Brown thinks the Danish group's analysis is wrong, but worth engaging with. And Cornish admits the scrutiny may not be a bad thing. He and his colleagues plan to put out a paper describing the detailed properties of the LIGO noise. "It's the kind of paper we didn't really want to write because it's boring and we've got more exciting things to do." But, he adds, it is important, and increased scrutiny and criticism may in the end be no bad thing. "You do have to understand your noise."

Comment: Providing valid proof for apparently ground breaking claims is 'boring'?

Coles himself doesn't doubt that we have detected gravitational waves, but agrees with Jackson that this cannot be confirmed until independent scientists can check the raw data and the analysis tools. "In the spirit of open science, I think LIGO should release everything needed to reproduce their results."

Jackson is unconvinced that explanatory papers will ever materialise - the collaboration has promised them before, he says. "This LIGO episode continues to be the most shocking professional experience of my 55 years as a physicist," he says. Not everyone would agree - but for a discovery of this magnitude, trust is everything.
Embarrassing noises

In 2014, the operators of the BICEP2 telescope made an announcement so momentous there was talk of a Nobel prize. A year later however, far from making their way to Stockholm for the award ceremony, they were forced to admit they had been fooled by an embarrassing noise.

Situated at the South Pole, BICEP2 had been scanning the cosmic microwave background, the pattern of radiation left on the sky from light emitted soon after the big bang. The big announcement was that it had found that gravitational waves had affected the pattern in such a way that proved a core theory of cosmology. The theory in question was inflation, which says the universe went through a period of superfast growth right after the big bang. For almost four decades it had been unproven. Now, suddenly, inflation's supporters were vindicated.

Except awkward warnings emerged within weeks, suggesting that cosmic dust clouds had scattered the radiation in a way that fooled the BICEP2 researchers. In the end, the team's estimate of the amount of dust present and the analysis of the kind of noise the dust would produce both proved to be flawed. Noise can hoodwink even the smartest. That is why, despite LIGO being a highly respected collaboration, there is good reason to take questions about its noise analysis seriously (see main story).
How to catch a wave

Output from gravitational wave detectors is full of noise. Disentangling the signal requires decision-making - and poor ones could be disastrously misleading.

The best weapon in the arsenal is known as a Fourier transform. This splits a signal into various frequency components and converts it into a power spectrum, which details how much of the signal's power is contained in each of those components. This can be done with a window function, a mathematical tool that operates on a selected part of the data. Whether or not to use one is at the heart of the disagreement over LIGO's results (see main story).

Andrew Jackson's dissenting team at the Niels Bohr Institute in Denmark chose not to use a window function, a decision that LIGO's Neil Cornish describes as a "basic mistake". Jackson says they didn't use one because it subtly alters the Fourier-transformed data in a way that can skew the results of subsequent processing.

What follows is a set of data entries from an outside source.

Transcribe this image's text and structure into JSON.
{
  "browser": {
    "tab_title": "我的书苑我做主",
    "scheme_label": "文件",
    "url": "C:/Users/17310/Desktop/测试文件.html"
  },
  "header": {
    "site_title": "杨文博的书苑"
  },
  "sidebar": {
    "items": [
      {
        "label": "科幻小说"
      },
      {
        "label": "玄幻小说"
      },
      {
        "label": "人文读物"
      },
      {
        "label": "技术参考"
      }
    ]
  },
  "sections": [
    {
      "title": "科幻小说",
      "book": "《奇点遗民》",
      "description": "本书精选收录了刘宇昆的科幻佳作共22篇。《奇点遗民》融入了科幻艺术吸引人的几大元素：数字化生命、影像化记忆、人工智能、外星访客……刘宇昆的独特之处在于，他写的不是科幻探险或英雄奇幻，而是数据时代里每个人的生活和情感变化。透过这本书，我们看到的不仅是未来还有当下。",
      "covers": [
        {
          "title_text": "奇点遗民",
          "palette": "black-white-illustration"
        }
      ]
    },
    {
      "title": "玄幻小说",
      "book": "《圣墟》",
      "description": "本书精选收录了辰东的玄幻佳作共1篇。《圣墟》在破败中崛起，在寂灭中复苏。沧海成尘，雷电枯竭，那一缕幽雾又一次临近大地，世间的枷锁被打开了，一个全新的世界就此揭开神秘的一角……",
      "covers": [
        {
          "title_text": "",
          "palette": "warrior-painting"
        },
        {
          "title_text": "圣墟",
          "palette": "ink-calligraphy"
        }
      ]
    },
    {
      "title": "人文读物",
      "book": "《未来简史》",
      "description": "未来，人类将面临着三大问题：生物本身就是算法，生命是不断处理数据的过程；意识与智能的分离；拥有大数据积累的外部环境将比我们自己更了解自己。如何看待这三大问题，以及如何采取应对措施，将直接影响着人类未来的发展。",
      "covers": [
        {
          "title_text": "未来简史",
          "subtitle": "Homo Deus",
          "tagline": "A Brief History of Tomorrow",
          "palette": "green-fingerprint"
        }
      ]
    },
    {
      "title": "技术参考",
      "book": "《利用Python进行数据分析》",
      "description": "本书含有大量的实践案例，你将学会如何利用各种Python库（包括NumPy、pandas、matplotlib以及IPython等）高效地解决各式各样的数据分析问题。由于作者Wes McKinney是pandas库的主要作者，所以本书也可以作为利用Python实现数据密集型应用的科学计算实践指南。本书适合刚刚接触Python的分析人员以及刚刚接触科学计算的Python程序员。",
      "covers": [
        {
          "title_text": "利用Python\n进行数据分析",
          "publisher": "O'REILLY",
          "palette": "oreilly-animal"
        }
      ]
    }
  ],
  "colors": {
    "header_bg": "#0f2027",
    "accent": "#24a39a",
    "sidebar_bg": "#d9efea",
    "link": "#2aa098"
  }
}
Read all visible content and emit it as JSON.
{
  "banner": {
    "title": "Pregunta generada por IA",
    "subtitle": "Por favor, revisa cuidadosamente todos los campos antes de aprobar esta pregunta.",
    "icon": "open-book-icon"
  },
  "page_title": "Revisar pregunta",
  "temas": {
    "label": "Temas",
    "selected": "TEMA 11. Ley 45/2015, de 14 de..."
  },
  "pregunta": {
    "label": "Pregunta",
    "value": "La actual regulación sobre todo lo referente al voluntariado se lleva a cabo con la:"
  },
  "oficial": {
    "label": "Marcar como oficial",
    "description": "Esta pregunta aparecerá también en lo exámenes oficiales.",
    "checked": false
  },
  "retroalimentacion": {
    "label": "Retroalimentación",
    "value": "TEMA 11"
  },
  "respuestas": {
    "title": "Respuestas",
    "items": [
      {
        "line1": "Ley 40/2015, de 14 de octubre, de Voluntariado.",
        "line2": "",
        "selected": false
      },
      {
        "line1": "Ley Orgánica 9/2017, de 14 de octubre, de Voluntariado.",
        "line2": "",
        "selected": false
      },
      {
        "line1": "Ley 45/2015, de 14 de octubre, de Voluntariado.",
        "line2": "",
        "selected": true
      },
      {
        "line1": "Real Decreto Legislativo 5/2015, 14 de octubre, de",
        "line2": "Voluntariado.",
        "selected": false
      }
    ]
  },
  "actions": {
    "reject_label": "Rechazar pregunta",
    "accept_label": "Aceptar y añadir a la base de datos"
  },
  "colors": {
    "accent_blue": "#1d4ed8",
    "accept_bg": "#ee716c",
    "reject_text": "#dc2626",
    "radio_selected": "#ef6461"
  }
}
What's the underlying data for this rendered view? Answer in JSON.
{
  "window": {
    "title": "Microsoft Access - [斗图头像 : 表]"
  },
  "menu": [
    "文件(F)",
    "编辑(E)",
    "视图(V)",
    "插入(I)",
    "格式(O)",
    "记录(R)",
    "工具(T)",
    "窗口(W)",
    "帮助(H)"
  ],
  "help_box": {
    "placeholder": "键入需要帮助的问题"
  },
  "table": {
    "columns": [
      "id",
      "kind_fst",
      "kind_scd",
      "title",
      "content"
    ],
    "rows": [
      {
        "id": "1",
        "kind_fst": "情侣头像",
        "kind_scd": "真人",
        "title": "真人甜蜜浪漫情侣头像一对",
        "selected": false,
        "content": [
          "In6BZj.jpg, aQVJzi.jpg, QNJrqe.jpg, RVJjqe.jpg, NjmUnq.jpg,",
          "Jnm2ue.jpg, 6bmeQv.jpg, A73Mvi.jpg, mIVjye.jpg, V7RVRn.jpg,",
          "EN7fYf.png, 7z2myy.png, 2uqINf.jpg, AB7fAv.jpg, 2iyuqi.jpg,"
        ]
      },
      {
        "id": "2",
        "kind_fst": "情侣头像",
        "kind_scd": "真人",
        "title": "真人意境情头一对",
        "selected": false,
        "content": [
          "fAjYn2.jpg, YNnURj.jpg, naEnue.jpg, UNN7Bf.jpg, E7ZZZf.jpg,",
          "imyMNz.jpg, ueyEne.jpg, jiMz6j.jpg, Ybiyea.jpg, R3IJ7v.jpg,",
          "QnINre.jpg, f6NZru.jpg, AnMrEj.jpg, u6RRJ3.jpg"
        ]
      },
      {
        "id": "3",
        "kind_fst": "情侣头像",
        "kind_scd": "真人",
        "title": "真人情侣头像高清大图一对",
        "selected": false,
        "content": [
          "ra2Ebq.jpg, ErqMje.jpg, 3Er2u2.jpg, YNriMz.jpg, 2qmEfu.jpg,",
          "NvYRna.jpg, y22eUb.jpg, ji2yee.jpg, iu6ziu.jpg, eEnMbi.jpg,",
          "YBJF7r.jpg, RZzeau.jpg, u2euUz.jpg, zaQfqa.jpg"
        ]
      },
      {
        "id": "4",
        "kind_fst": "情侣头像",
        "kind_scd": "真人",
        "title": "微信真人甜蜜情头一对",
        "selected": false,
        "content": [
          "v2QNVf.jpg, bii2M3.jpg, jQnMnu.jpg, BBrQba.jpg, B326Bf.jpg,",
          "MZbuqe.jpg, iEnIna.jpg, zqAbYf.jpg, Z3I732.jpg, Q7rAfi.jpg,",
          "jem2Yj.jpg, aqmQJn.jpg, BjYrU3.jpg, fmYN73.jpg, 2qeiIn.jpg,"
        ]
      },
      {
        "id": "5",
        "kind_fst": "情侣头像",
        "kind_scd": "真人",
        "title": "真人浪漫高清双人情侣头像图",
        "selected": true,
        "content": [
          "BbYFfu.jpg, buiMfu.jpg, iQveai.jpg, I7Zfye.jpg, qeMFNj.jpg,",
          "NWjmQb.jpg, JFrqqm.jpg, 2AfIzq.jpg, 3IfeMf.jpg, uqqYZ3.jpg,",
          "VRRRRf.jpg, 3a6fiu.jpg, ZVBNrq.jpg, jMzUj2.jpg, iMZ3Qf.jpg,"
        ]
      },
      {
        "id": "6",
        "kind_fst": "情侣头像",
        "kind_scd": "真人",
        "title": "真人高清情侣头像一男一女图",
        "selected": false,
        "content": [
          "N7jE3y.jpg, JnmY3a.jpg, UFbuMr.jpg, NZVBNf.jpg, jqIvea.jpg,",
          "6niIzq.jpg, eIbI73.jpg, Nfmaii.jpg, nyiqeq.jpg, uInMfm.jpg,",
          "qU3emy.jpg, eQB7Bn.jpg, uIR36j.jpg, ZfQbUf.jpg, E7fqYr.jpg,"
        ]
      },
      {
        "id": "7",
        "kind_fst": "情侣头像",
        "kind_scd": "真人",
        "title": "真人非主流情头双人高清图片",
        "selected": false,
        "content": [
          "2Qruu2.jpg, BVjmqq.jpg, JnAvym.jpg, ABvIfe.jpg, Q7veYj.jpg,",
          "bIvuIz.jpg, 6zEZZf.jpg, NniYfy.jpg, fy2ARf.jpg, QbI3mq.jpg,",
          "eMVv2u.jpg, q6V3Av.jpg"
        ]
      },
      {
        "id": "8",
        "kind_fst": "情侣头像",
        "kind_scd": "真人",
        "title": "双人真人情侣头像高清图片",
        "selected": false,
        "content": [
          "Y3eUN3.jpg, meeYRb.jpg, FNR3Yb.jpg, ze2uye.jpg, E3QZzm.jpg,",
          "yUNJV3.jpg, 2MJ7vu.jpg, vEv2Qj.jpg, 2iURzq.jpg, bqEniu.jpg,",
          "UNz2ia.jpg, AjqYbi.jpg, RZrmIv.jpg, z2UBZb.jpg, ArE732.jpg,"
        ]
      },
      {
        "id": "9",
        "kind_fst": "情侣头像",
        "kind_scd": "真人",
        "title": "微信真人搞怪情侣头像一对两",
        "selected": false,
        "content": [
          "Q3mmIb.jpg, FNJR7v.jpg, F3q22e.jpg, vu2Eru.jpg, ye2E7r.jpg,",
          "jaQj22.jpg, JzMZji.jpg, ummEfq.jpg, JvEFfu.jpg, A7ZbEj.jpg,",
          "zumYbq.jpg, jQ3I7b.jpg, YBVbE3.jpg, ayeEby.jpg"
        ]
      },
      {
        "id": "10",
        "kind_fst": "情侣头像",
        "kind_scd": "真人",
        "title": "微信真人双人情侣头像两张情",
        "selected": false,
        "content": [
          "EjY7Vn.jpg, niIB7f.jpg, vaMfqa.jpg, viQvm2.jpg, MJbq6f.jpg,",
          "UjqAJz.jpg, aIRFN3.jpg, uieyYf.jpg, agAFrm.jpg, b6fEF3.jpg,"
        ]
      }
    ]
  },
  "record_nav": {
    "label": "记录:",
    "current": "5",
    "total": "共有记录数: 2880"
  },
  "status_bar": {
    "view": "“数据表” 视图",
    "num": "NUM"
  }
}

Even with the Fourier analysis done, judgements must be made about the noise in the detectors. Is it, for example, distributed in a predictable pattern equivalent to the bell-shaped Gaussian distribution? And does it vary over time or is it "stationary"? The appropriate techniques for processing the data are different depending on the answers to these questions, so reliably detecting gravitational waves depends on making the right assumptions. Jackson's group says the decisions made during the LIGO analysis are opaque at best, and probably wrong.
This article appeared in print under the headline "Wave goodbye?"